— Work instruction —
Filter the entries for lines with the word "select".

— Information provided —
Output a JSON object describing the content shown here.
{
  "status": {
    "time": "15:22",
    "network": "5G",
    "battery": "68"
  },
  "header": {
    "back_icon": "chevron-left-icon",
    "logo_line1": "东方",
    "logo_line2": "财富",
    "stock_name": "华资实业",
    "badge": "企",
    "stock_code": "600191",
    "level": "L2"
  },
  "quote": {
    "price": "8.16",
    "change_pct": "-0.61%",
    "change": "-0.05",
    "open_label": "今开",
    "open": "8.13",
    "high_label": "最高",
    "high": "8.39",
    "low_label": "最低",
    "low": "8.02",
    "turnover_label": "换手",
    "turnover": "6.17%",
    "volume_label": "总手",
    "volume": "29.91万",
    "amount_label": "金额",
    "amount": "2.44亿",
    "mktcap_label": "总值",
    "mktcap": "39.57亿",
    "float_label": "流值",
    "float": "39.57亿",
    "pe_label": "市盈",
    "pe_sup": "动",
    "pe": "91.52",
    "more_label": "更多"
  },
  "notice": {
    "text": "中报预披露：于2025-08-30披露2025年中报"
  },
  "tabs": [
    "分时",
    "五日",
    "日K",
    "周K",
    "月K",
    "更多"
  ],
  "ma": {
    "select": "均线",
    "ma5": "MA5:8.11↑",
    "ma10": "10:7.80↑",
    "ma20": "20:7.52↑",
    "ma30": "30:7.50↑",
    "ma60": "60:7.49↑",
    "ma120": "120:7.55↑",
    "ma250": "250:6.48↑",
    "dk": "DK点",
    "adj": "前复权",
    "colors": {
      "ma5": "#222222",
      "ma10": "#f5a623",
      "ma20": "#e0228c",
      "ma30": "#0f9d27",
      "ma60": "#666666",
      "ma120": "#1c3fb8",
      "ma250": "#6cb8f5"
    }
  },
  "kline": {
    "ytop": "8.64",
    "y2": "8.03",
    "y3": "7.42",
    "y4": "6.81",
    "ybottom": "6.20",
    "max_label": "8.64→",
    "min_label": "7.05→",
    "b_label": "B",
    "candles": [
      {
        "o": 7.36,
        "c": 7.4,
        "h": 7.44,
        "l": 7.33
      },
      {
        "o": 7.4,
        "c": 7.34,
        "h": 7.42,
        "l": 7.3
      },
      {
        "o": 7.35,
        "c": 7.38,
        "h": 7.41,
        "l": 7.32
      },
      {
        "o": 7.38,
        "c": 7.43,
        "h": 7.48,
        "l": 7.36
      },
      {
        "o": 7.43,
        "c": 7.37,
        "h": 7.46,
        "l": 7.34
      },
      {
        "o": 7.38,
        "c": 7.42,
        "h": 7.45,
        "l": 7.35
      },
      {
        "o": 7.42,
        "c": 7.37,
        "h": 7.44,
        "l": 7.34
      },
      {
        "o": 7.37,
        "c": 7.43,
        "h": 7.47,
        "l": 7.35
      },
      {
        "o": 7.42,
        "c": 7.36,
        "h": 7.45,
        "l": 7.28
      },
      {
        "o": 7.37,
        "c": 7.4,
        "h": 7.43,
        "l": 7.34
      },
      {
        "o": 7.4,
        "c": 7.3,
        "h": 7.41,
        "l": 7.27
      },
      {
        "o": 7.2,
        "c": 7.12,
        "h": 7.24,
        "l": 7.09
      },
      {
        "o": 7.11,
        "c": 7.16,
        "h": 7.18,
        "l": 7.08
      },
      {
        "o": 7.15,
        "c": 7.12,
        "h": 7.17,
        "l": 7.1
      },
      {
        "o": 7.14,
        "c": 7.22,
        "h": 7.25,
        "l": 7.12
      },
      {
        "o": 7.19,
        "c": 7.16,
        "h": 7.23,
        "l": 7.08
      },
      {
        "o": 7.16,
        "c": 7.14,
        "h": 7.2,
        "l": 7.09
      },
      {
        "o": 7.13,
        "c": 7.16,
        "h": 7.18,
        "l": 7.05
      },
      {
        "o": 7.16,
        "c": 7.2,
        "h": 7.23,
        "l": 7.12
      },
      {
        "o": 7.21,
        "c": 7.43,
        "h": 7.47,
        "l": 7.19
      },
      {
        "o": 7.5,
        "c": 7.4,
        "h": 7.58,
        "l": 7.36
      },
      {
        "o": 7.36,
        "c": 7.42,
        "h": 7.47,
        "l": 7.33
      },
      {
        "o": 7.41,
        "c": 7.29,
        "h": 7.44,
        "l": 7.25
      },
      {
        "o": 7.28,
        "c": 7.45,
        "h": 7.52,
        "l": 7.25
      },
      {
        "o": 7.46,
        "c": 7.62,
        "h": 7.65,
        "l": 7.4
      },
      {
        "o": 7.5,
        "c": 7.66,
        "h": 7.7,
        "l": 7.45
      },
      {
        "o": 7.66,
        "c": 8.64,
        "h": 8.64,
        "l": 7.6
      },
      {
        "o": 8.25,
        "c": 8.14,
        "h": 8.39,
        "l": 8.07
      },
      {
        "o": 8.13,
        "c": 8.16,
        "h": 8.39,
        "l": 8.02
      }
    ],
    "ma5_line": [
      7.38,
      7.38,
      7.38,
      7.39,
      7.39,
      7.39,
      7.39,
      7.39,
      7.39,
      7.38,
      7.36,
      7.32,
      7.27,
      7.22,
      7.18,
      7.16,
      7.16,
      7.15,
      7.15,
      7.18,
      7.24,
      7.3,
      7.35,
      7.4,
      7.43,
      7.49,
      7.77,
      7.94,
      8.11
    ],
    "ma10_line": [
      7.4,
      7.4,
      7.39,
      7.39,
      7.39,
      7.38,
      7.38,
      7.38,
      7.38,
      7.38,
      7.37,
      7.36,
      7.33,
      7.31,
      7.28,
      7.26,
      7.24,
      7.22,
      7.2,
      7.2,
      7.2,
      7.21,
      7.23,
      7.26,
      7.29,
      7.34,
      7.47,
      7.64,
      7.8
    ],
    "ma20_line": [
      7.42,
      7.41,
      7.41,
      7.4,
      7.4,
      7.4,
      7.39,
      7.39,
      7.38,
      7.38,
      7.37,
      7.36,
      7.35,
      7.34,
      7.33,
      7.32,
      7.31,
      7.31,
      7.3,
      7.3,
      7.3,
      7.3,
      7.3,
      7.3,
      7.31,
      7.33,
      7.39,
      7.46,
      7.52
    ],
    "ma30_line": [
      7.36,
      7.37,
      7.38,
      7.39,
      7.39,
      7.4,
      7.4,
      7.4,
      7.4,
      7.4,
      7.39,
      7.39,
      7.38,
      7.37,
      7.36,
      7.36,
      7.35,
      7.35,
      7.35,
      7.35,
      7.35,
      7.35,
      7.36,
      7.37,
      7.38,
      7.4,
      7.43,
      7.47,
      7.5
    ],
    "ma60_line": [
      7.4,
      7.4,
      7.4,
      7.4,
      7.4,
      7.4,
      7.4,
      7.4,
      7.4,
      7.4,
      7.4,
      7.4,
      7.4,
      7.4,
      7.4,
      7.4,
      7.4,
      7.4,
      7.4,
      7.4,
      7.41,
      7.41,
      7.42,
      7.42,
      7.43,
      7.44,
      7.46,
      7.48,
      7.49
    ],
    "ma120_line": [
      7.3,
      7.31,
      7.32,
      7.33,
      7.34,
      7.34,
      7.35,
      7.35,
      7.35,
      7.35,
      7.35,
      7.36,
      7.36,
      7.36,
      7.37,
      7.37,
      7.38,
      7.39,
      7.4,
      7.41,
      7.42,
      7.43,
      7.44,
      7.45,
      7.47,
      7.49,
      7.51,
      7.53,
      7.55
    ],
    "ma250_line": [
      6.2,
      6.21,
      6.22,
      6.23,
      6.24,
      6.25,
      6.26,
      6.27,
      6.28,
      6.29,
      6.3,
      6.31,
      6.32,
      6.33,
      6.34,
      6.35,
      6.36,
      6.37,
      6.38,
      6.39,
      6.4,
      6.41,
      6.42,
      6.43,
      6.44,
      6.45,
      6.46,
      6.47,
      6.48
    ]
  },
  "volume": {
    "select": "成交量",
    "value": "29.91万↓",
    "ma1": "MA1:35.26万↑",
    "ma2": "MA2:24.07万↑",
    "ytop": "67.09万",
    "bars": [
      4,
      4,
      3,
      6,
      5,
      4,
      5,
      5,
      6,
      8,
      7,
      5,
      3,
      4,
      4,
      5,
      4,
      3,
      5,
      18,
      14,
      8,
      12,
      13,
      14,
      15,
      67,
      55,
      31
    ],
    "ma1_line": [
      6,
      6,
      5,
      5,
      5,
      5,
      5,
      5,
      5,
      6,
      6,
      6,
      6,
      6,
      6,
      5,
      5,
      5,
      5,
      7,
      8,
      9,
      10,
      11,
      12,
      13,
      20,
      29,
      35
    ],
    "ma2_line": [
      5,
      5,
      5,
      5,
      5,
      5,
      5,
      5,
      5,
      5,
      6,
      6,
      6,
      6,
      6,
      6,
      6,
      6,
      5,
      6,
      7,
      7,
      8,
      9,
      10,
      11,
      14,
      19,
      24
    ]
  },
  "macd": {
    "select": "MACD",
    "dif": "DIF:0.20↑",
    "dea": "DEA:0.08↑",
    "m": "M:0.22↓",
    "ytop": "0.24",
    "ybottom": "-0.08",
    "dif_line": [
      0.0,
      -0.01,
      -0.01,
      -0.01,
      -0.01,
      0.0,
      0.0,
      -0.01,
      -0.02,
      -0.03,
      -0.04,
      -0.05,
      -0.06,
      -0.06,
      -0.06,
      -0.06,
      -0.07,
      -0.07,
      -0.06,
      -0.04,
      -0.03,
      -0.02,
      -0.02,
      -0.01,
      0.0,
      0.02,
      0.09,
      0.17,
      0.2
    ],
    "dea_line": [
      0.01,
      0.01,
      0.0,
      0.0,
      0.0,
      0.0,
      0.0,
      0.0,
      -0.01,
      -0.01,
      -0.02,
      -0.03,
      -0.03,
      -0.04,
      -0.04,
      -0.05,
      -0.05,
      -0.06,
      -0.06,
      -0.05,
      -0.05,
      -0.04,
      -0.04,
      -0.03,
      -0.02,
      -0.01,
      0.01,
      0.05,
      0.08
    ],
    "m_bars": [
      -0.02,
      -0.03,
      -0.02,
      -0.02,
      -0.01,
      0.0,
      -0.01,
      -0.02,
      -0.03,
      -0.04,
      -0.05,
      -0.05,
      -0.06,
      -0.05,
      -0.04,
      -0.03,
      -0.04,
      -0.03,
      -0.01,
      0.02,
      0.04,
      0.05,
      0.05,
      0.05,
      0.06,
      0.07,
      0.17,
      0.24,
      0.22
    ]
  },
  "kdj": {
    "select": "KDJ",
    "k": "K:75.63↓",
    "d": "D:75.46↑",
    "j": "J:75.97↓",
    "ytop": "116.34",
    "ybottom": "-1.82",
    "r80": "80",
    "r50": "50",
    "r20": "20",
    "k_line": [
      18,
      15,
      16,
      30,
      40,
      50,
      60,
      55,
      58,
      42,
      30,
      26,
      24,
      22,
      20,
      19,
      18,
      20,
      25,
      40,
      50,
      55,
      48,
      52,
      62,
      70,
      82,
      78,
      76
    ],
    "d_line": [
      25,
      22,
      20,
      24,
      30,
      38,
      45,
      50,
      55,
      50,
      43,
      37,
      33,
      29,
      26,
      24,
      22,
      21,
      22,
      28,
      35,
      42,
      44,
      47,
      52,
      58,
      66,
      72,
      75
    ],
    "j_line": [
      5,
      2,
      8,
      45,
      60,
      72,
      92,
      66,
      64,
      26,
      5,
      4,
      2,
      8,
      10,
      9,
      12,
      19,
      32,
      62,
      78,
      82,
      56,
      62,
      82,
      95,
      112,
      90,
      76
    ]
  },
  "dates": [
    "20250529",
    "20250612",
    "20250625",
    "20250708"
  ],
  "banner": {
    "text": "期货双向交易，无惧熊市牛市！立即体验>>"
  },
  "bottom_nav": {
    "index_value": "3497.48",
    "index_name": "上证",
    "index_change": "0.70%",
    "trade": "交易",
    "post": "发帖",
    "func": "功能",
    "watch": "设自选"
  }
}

— Output for this exercise —
    "select": "均线",
    "select": "成交量",
    "select": "MACD",
    "select": "KDJ",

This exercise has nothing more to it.